WORK INSTRUCTION: Once you have read the data below, print all of it exactly.

|---|

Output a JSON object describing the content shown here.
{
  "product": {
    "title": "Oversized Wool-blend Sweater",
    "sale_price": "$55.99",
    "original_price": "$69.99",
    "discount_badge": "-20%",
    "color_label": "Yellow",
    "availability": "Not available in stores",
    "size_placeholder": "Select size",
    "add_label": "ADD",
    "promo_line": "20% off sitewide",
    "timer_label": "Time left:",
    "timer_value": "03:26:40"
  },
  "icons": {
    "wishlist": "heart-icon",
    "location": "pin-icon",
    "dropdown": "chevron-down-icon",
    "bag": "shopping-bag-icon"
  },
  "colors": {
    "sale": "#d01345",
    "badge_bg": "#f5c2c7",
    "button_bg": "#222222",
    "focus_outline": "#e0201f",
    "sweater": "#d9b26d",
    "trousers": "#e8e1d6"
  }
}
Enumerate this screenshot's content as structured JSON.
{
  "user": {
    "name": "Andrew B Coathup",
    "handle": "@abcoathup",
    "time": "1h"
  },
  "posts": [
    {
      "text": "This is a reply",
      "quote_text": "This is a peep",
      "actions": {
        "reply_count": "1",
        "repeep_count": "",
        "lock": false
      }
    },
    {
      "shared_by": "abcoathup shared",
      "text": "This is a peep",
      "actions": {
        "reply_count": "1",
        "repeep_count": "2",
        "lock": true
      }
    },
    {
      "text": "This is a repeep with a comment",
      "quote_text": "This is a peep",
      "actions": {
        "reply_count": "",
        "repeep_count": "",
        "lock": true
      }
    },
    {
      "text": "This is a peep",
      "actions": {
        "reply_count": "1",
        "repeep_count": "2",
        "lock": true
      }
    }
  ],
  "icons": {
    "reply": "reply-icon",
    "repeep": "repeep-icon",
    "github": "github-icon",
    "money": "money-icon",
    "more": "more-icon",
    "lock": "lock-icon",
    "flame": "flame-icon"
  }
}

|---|

SOLVED PROBLEM:
Output a JSON object describing the content shown here.
{
  "product": {
    "title": "Oversized Wool-blend Sweater",
    "sale_price": "$55.99",
    "original_price": "$69.99",
    "discount_badge": "-20%",
    "color_label": "Yellow",
    "availability": "Not available in stores",
    "size_placeholder": "Select size",
    "add_label": "ADD",
    "promo_line": "20% off sitewide",
    "timer_label": "Time left:",
    "timer_value": "03:26:40"
  },
  "icons": {
    "wishlist": "heart-icon",
    "location": "pin-icon",
    "dropdown": "chevron-down-icon",
    "bag": "shopping-bag-icon"
  },
  "colors": {
    "sale": "#d01345",
    "badge_bg": "#f5c2c7",
    "button_bg": "#222222",
    "focus_outline": "#e0201f",
    "sweater": "#d9b26d",
    "trousers": "#e8e1d6"
  }
}
Enumerate this screenshot's content as structured JSON.
{
  "user": {
    "name": "Andrew B Coathup",
    "handle": "@abcoathup",
    "time": "1h"
  },
  "posts": [
    {
      "text": "This is a reply",
      "quote_text": "This is a peep",
      "actions": {
        "reply_count": "1",
        "repeep_count": "",
        "lock": false
      }
    },
    {
      "shared_by": "abcoathup shared",
      "text": "This is a peep",
      "actions": {
        "reply_count": "1",
        "repeep_count": "2",
        "lock": true
      }
    },
    {
      "text": "This is a repeep with a comment",
      "quote_text": "This is a peep",
      "actions": {
        "reply_count": "",
        "repeep_count": "",
        "lock": true
      }
    },
    {
      "text": "This is a peep",
      "actions": {
        "reply_count": "1",
        "repeep_count": "2",
        "lock": true
      }
    }
  ],
  "icons": {
    "reply": "reply-icon",
    "repeep": "repeep-icon",
    "github": "github-icon",
    "money": "money-icon",
    "more": "more-icon",
    "lock": "lock-icon",
    "flame": "flame-icon"
  }
}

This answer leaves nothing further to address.